WCR PHOTO | CHRIS MILLER
Fr. Shayne Craig sits next to the 30-year-old Casavant pipe organ installed in the chapel of St. Joseph Seminary in January.
When it came time to build the new St. Joseph Seminary, cutting expenses was a must. To save money, a pipe organ for the seminary chapel was left as a project for the future.
"We priced out how much an organ would be, and it's a lot of money," said Father Shayne Craig, seminary rector. "For a new pipe organ, for the size we would want in the chapel, we were being quoted a price of $500,000."
A wall to the right of the altar was reserved for the day when a pipe organ could be purchased. Seminary administrators never anticipated the wait would be so brief.
Casavant Organs, said Craig, keeps track of all the organs it sells and when it heard last summer of a Mormon church with an organ in Orleans, Ont., that was closing, it let the Edmonton seminary know.
Fabien Tremblay, an organ technician with Casavant Freres, a Quebec firm, said many Quebec churches have closed over the past 20 or 30 years.
"We've had some big churches that have already closed, and they don't know what to do with the organs," said Tremblay.
"Some church committees decide to sell their organs to another church. When you have a lot of churches closing, then the market is full of old organs."
The organ arrived at the seminary Jan. 17 and Tremblay anticipated having it fully installed by Jan. 30.
"This is a small instrument for us," he said. "Now the market is more concentrated on bigger organs for concert halls, like you have here at the Winspear Centre."
Craig said the organ is in excellent shape and came at an excellent price, which he would not reveal. The seminary jumped at the chance to buy it, knowing that it would be at least 25 years before they could afford to purchase a new one.
WCR PHOTO | CHRIS MILLER
Fabien Tremblay and Sebastien Kardos spent two weeks installing a Casavant pipe organ in the chapel of St. Joseph Seminary.
"The organ was originally a honey oak, and they were able to refinish it with a mahogany finish that matches our chapel. Now it looks like it was made for our chapel - it's just beautiful," said Craig.
When they examined the wall where the organ was to be inset, they discovered that the metal beams framing the space for the future organ were almost identical to the size of the organ they were considering.
Tremblay's job is specialized and requires knowledge of both woodworking and music.

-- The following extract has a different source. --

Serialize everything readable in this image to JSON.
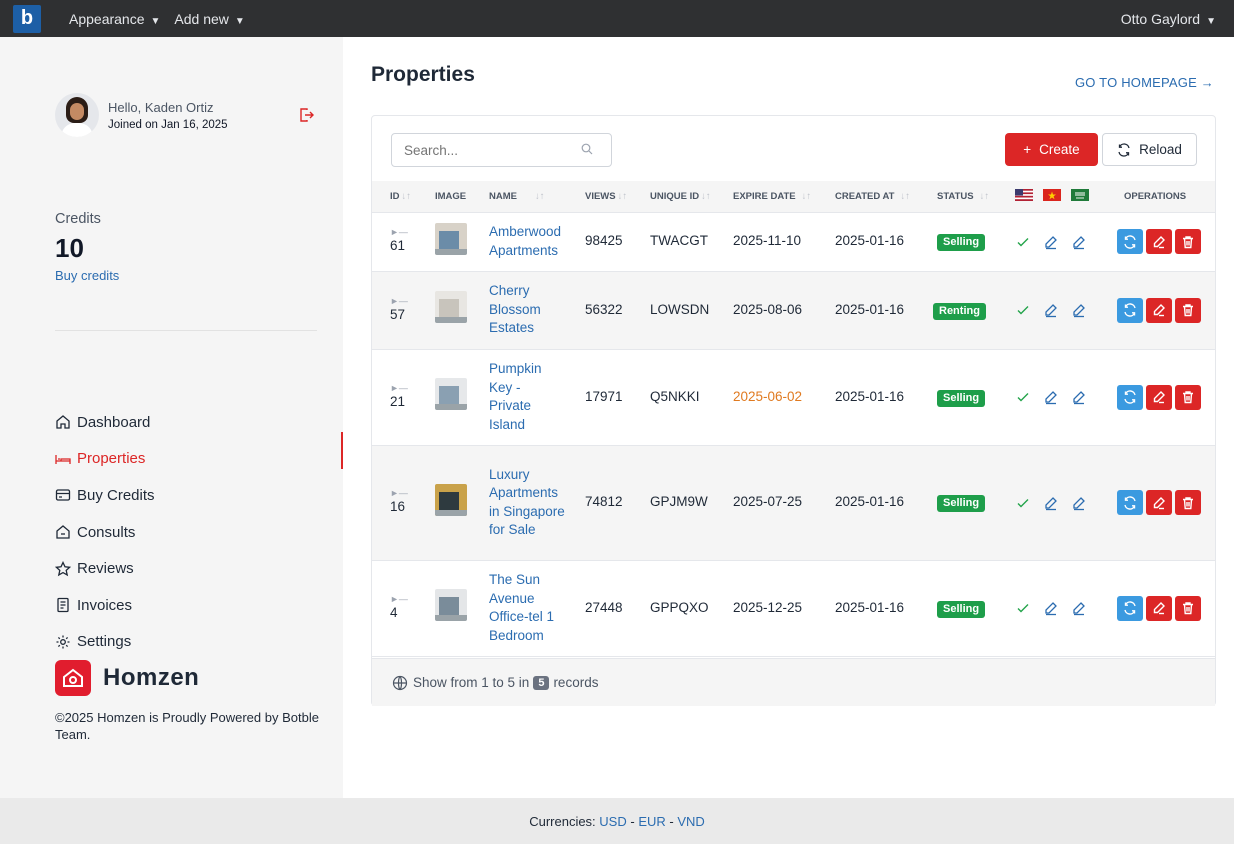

About 75 per cent of the instrument is made of wood, and the rest is lead and tin.
"When we're talking about organs, the sound of the pipes is what we call speech. It has to speak easily and naturally without noise and without scratch," said Tremblay.
Working alongside Tremblay was Sebastien Kardos, a voicer with Casavant Freres. The duo physically installed the pipe organ, and completed the meticulous task of final tonal regulation for all 522 pipes in the instrument.
Kardos' skill of manipulating an organ pipe to make its proper sound is known as voicing. His craft involves both a musical background and technical skill.
Each pipe must be made to play with the correct onset of sound, sustained tone and volume. Voicing is a detailed task, and his critical adjustments take many hours.
"Voicing means the speech, the colour and the tone. Tuning is maybe 10 per cent of our work, and everything else is voicing. I am like a sound technician," said Kardos.
This all-important and demanding process assures that the organ's voice has maximum impact, both dramatic and subtle, in the seminary chapel.
When the voicing process is complete, the individual pipes unite to form a beautiful musical instrument.
Their collective voices create the beauty and majesty of sound that can only be produced by the pipe organ.